Did a customer leave an inaccurate review of your business online?
Did you suffer as a result of these false statements?
If any of these has happened, you may have a claim for defamation. In Virginia, defamation refers to both slander and libel. Slander includes oral statements. Libel includes writings or online postings. Defamation is defined as a false verbal or written statement of fact published or communicated to another person that causes injury to the reputation of the subject of the statement.
Legal Elements of Defamation
In Virginia you must prove the following four elements to succeed on a claim of defamation:
- A false and defamatory statement of fact (not just opinion);
- About you;
- That is transmitted to another party; and
- Causes you damage.
Defamation Per Se
In defamation per se cases, damages do not need to be proven because they are presumed. The law recognizes that some statements are harmful to reputation by their very nature and for this special category of statements, the person suing does not need to prove actual damages. The three primary categories of defamation per se are:
- Stating that someone committed a crime involving immorality (e.g. lying, cheating, or stealing).
- Stating that someone is infected with a contagious disease (e.g. COVID-19 or AIDS).
- Stating false facts that injure someone in his or her profession or trade.
Claims for defamation can be complex as there is a fine distinction between what constitutes a defamatory statement. For example, statements consisting of opinions do not constitute defamation as they do not contain facts. In order to have a claim for defamation, a statement must be factual, yet false. If you say that a particular Uber driver in a bad driver, that is just an opinion. If you say that the same driver caused four accident last year—and that is factually untrue—that can be a defamatory statement and could potentially serve as the basis of a defamation action.
Additionally, the subject of the statement may have a more difficult time proving their claim if they are a public figure. Public figures, as opposed to private individuals, must prove that the person defaming them knew the statement was false when they made the statement. The last element is often the most difficult to prove but it is not insurmountable when truly malicious and false statements are involved
Online social media acts as both a megaphone and a permanent record, and the effect can be to multiply the harm caused by defamatory statements. Failure to aggressively pursue your claim of defamation may harm you or your company’s reputation and livelihood. Both people and businesses may bring defamation lawsuits and the attorneys at Parks Zeigler are here to help you.
Have You Been A Victim of Defamation?

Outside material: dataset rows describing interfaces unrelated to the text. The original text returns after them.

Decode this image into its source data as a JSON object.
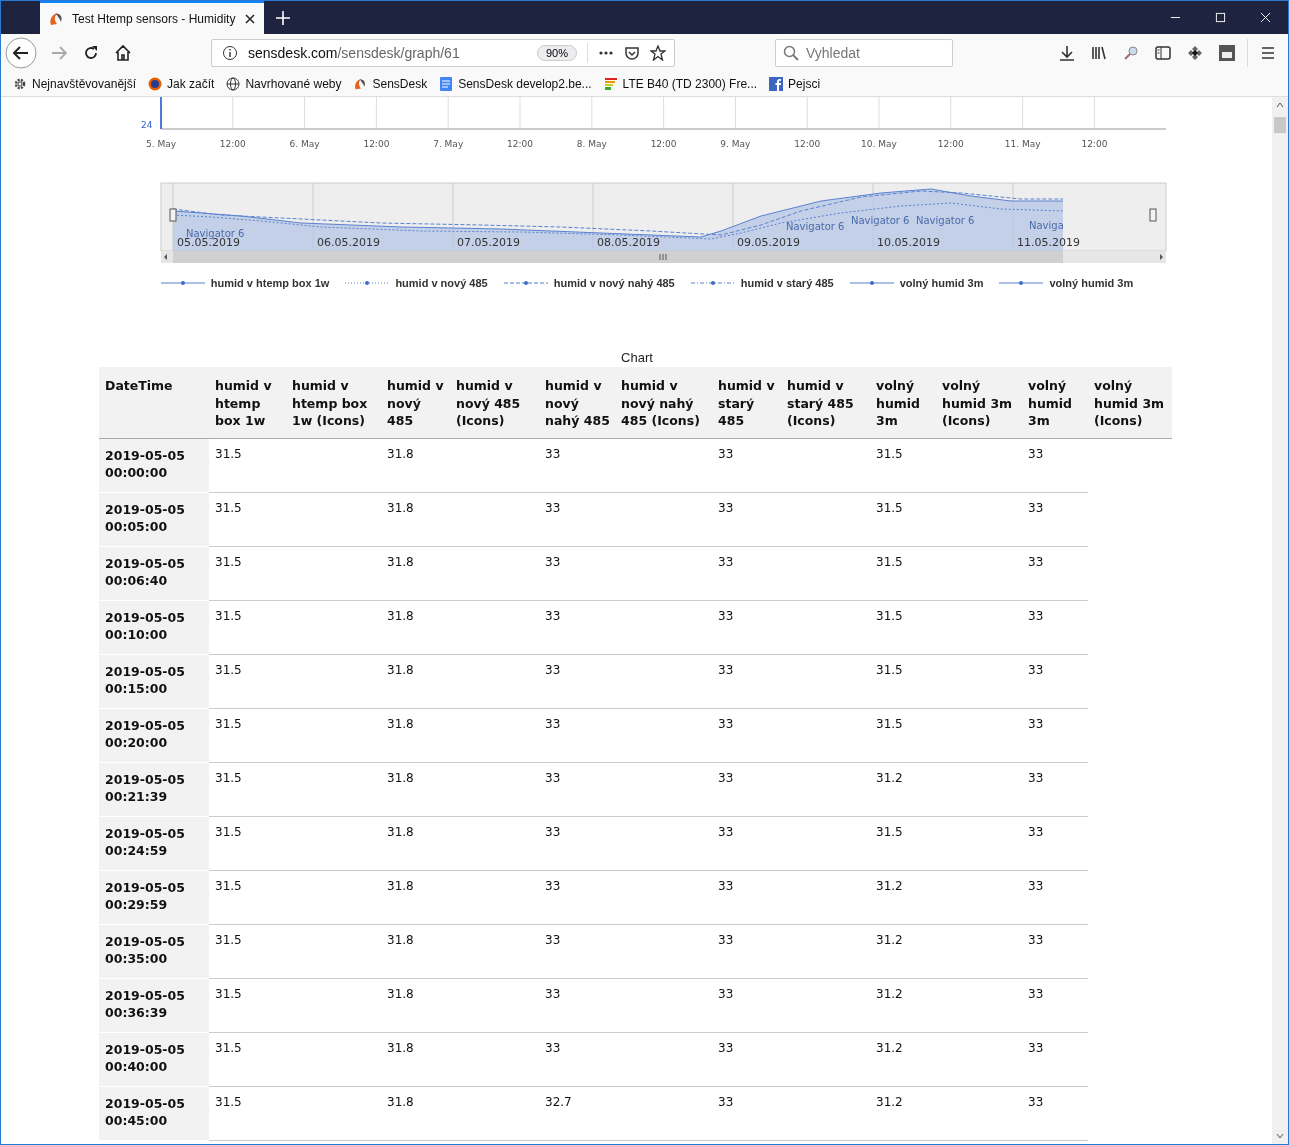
{
  "browser": {
    "tab_title": "Test Htemp sensors - Humidity",
    "url_host": "sensdesk.com",
    "url_path": "/sensdesk/graph/61",
    "zoom": "90%",
    "search_placeholder": "Vyhledat",
    "bookmarks": [
      "Nejnavštěvovanější",
      "Jak začít",
      "Navrhované weby",
      "SensDesk",
      "SensDesk develop2.be...",
      "LTE B40 (TD 2300) Fre...",
      "Pejsci"
    ]
  },
  "chart": {
    "y_label": "24",
    "x_labels": [
      "5. May",
      "12:00",
      "6. May",
      "12:00",
      "7. May",
      "12:00",
      "8. May",
      "12:00",
      "9. May",
      "12:00",
      "10. May",
      "12:00",
      "11. May",
      "12:00"
    ],
    "navigator": {
      "dates": [
        "05.05.2019",
        "06.05.2019",
        "07.05.2019",
        "08.05.2019",
        "09.05.2019",
        "10.05.2019",
        "11.05.2019"
      ],
      "series_labels": [
        "Navigator 6",
        "Navigator 6",
        "Navigator 6",
        "Navigator 6",
        "Naviga"
      ]
    },
    "legend": [
      {
        "name": "humid v htemp box 1w",
        "kind": "solid"
      },
      {
        "name": "humid v nový 485",
        "kind": "dotted"
      },
      {
        "name": "humid v nový nahý 485",
        "kind": "dashed"
      },
      {
        "name": "humid v starý 485",
        "kind": "dashdot"
      },
      {
        "name": "volný humid 3m",
        "kind": "solid"
      },
      {
        "name": "volný humid 3m",
        "kind": "solid"
      }
    ]
  },
  "table": {
    "caption": "Chart",
    "columns": [
      {
        "label": "DateTime",
        "kind": "datetime"
      },
      {
        "label": "humid v htemp box 1w",
        "kind": "value"
      },
      {
        "label": "humid v htemp box 1w (Icons)",
        "kind": "icons"
      },
      {
        "label": "humid v nový 485",
        "kind": "value"
      },
      {
        "label": "humid v nový 485 (Icons)",
        "kind": "icons"
      },
      {
        "label": "humid v nový nahý 485",
        "kind": "value"
      },
      {
        "label": "humid v nový nahý 485 (Icons)",
        "kind": "icons"
      },
      {
        "label": "humid v starý 485",
        "kind": "value"
      },
      {
        "label": "humid v starý 485 (Icons)",
        "kind": "icons"
      },
      {
        "label": "volný humid 3m",
        "kind": "value"
      },
      {
        "label": "volný humid 3m (Icons)",
        "kind": "icons"
      },
      {
        "label": "volný humid 3m",
        "kind": "value"
      },
      {
        "label": "volný humid 3m (Icons)",
        "kind": "icons"
      }
    ],
    "rows": [
      {
        "datetime": "2019-05-05 00:00:00",
        "values": [
          "31.5",
          "31.8",
          "33",
          "33",
          "31.5",
          "33"
        ]
      },
      {
        "datetime": "2019-05-05 00:05:00",
        "values": [
          "31.5",
          "31.8",
          "33",
          "33",
          "31.5",
          "33"
        ]
      },
      {
        "datetime": "2019-05-05 00:06:40",
        "values": [
          "31.5",
          "31.8",
          "33",
          "33",
          "31.5",
          "33"
        ]
      },
      {
        "datetime": "2019-05-05 00:10:00",
        "values": [
          "31.5",
          "31.8",
          "33",
          "33",
          "31.5",
          "33"
        ]
      },
      {
        "datetime": "2019-05-05 00:15:00",
        "values": [
          "31.5",
          "31.8",
          "33",
          "33",
          "31.5",
          "33"
        ]
      },
      {
        "datetime": "2019-05-05 00:20:00",
        "values": [
          "31.5",
          "31.8",
          "33",
          "33",
          "31.5",
          "33"
        ]
      },
      {
        "datetime": "2019-05-05 00:21:39",
        "values": [
          "31.5",
          "31.8",
          "33",
          "33",
          "31.2",
          "33"
        ]
      },
      {
        "datetime": "2019-05-05 00:24:59",
        "values": [
          "31.5",
          "31.8",
          "33",
          "33",
          "31.5",
          "33"
        ]
      },
      {
        "datetime": "2019-05-05 00:29:59",
        "values": [
          "31.5",
          "31.8",
          "33",
          "33",
          "31.2",
          "33"
        ]
      },
      {
        "datetime": "2019-05-05 00:35:00",
        "values": [
          "31.5",
          "31.8",
          "33",
          "33",
          "31.2",
          "33"
        ]
      },
      {
        "datetime": "2019-05-05 00:36:39",
        "values": [
          "31.5",
          "31.8",
          "33",
          "33",
          "31.2",
          "33"
        ]
      },
      {
        "datetime": "2019-05-05 00:40:00",
        "values": [
          "31.5",
          "31.8",
          "33",
          "33",
          "31.2",
          "33"
        ]
      },
      {
        "datetime": "2019-05-05 00:45:00",
        "values": [
          "31.5",
          "31.8",
          "32.7",
          "33",
          "31.2",
          "33"
        ]
      }
    ]
  }
}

If you have been a victim of Defamation, Parks Zeigler, PLLC civil litigation attorneys can provide you with knowledgeable legal advice to help you prevent and manage the business disputes that so often inevitably arise. Schedule a consultation with one of our experienced civil litigation attorney now. Call 888-691-9319 or fill out this short form to get started.